After some key injuries on the Laker roster, Clark was named a permanent starter, and Los Angeles coach Mike D'Antoni called his play "phenomenal."

Patrick Patterson

Year: 2010

College: Kentucky

Team: Houston Rockets

After being drafted by the Rockets, Patterson started his career in the D-League before being called up mid-season by Houston.

He was Houston's starting power forward and posted career highs in points, assists and rebounds per game during the 2012-13 season before being traded to the Sacremento Kings.

Marcus Morris

Year: 2011

College: Kansas

Team: Houston Rockets

Morris was selected 5 minutes after his brother Markieff Morris was selected by the Phoenix Suns.

Morris spent most of his first season splitting time between the Rockets and the D-League. During the 2012-13 season he was traded to the Suns, reuniting him with his twin brother.

He and his brother became the second pair of twins to appear in an NBA game at the same time, and later in the season they became the first pair of twins to start an NBA game together.

John Henson

Year: 2012
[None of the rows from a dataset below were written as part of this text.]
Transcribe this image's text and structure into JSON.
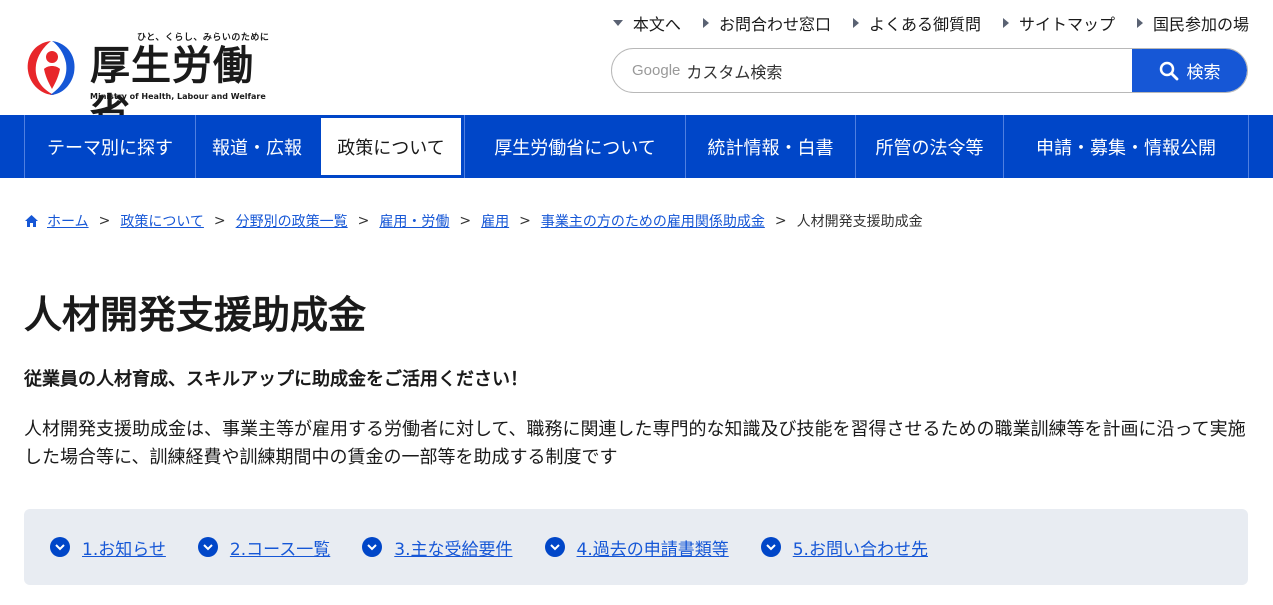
{
  "site": {
    "tagline": "ひと、くらし、みらいのために",
    "name": "厚生労働省",
    "name_en": "Ministry of Health, Labour and Welfare"
  },
  "util_nav": [
    {
      "label": "本文へ",
      "icon": "arrow-down-icon"
    },
    {
      "label": "お問合わせ窓口",
      "icon": "arrow-right-icon"
    },
    {
      "label": "よくある御質問",
      "icon": "arrow-right-icon"
    },
    {
      "label": "サイトマップ",
      "icon": "arrow-right-icon"
    },
    {
      "label": "国民参加の場",
      "icon": "arrow-right-icon"
    }
  ],
  "search": {
    "brand": "Google",
    "placeholder": "カスタム検索",
    "button_label": "検索"
  },
  "gnav": [
    {
      "label": "テーマ別に探す",
      "active": false
    },
    {
      "label": "報道・広報",
      "active": false
    },
    {
      "label": "政策について",
      "active": true
    },
    {
      "label": "厚生労働省について",
      "active": false
    },
    {
      "label": "統計情報・白書",
      "active": false
    },
    {
      "label": "所管の法令等",
      "active": false
    },
    {
      "label": "申請・募集・情報公開",
      "active": false
    }
  ],
  "breadcrumb": [
    "ホーム",
    "政策について",
    "分野別の政策一覧",
    "雇用・労働",
    "雇用",
    "事業主の方のための雇用関係助成金"
  ],
  "breadcrumb_current": "人材開発支援助成金",
  "page": {
    "title": "人材開発支援助成金",
    "lead": "従業員の人材育成、スキルアップに助成金をご活用ください！",
    "description": "人材開発支援助成金は、事業主等が雇用する労働者に対して、職務に関連した専門的な知識及び技能を習得させるための職業訓練等を計画に沿って実施した場合等に、訓練経費や訓練期間中の賃金の一部等を助成する制度です"
  },
  "anchors": [
    "1.お知らせ",
    "2.コース一覧",
    "3.主な受給要件",
    "4.過去の申請書類等",
    "5.お問い合わせ先"
  ],
  "colors": {
    "brand_blue": "#0046c8",
    "link_blue": "#1657d6",
    "anchor_bg": "#e8ecf2"
  }
}
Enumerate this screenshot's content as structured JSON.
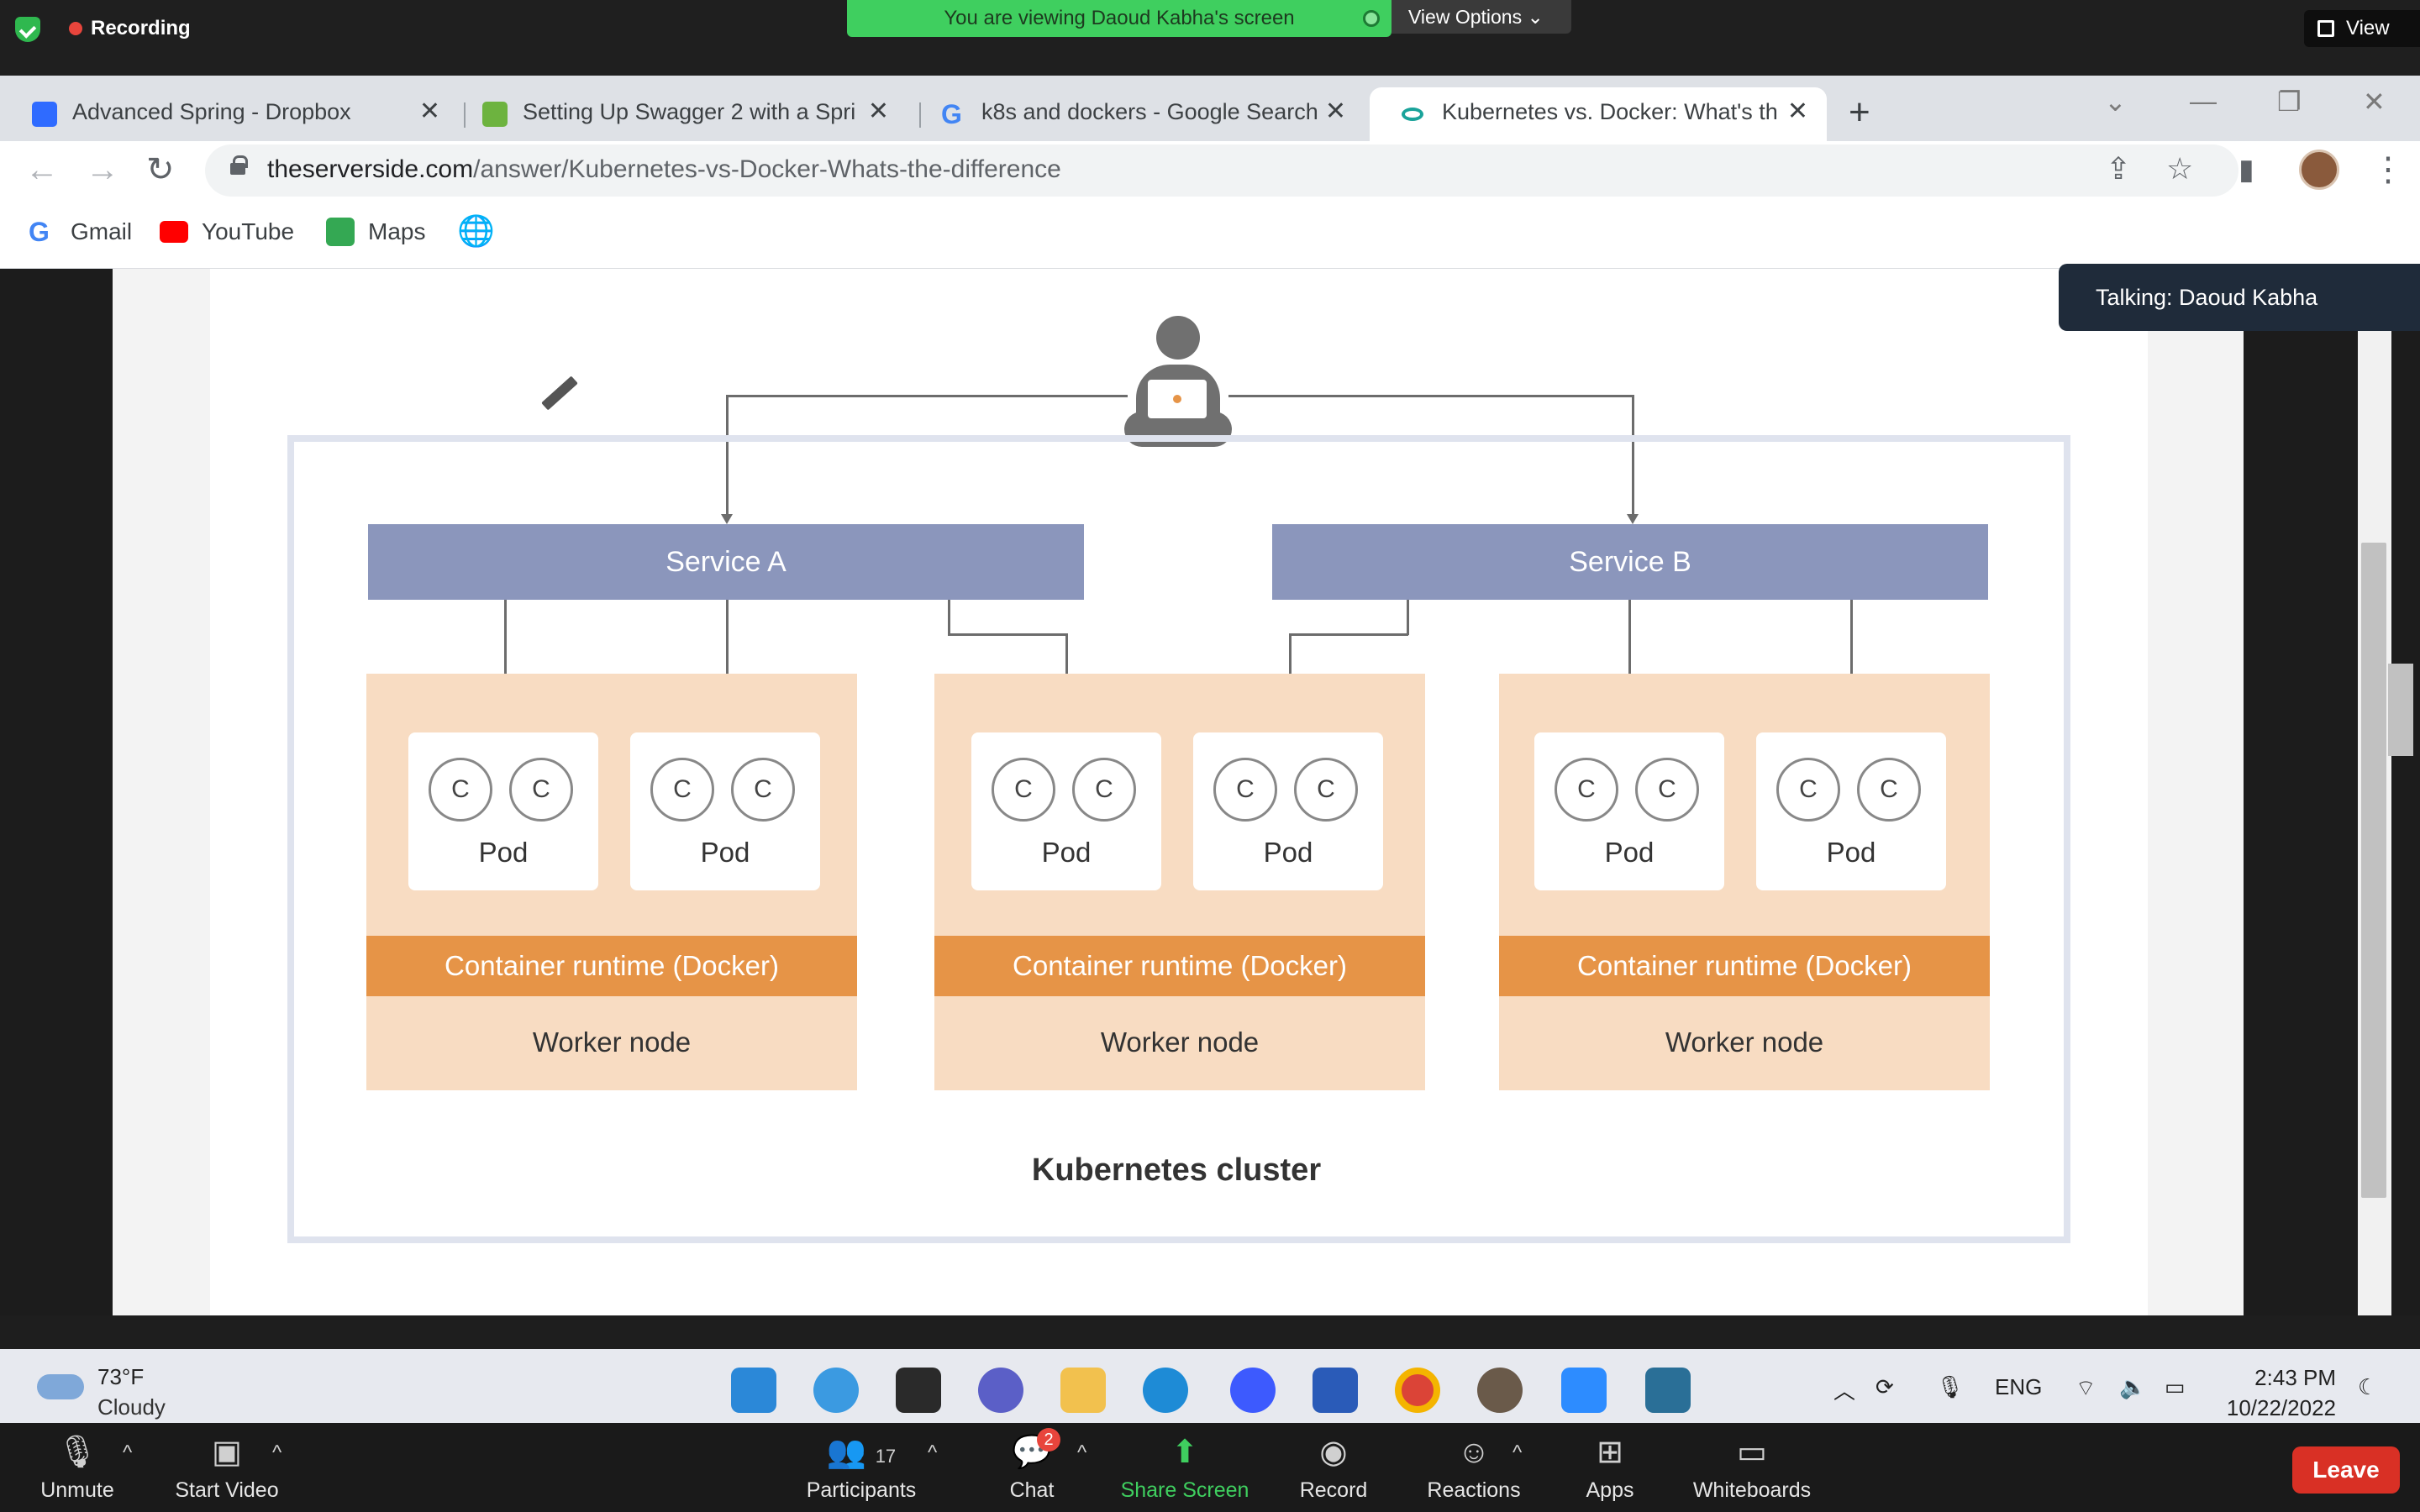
{
  "zoom_top": {
    "recording": "Recording",
    "banner": "You are viewing Daoud Kabha's screen",
    "view_options": "View Options ⌄",
    "view": "View"
  },
  "tabs": [
    {
      "title": "Advanced Spring - Dropbox",
      "fav_color": "#2f6bff"
    },
    {
      "title": "Setting Up Swagger 2 with a Spri",
      "fav_color": "#6db33f"
    },
    {
      "title": "k8s and dockers - Google Search",
      "fav_color": "#ffffff"
    },
    {
      "title": "Kubernetes vs. Docker: What's th",
      "fav_color": "#ffffff"
    }
  ],
  "url": {
    "host": "theserverside.com",
    "path": "/answer/Kubernetes-vs-Docker-Whats-the-difference"
  },
  "bookmarks": [
    {
      "label": "Gmail",
      "color": "#4285f4"
    },
    {
      "label": "YouTube",
      "color": "#ff0000"
    },
    {
      "label": "Maps",
      "color": "#34a853"
    }
  ],
  "talking": "Talking: Daoud Kabha",
  "diagram": {
    "service_a": "Service A",
    "service_b": "Service B",
    "container": "C",
    "pod": "Pod",
    "runtime": "Container runtime (Docker)",
    "worker": "Worker node",
    "cluster": "Kubernetes cluster"
  },
  "taskbar": {
    "temp": "73°F",
    "sky": "Cloudy",
    "lang": "ENG",
    "time": "2:43 PM",
    "date": "10/22/2022"
  },
  "zoom_bottom": {
    "unmute": "Unmute",
    "start_video": "Start Video",
    "participants": "Participants",
    "participants_count": "17",
    "chat": "Chat",
    "chat_badge": "2",
    "share": "Share Screen",
    "record": "Record",
    "reactions": "Reactions",
    "apps": "Apps",
    "whiteboards": "Whiteboards",
    "leave": "Leave"
  }
}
College: North Carolina

Team: Milwaukee Bucks

The Houston Rockets orginally held the 14 pick for what would have been the third season in a row before trading with the Bucks to move up two spots.

In Henson's lone NBA season he played 63 games starting nine, while averaging six points and 4.7 rebounds per game.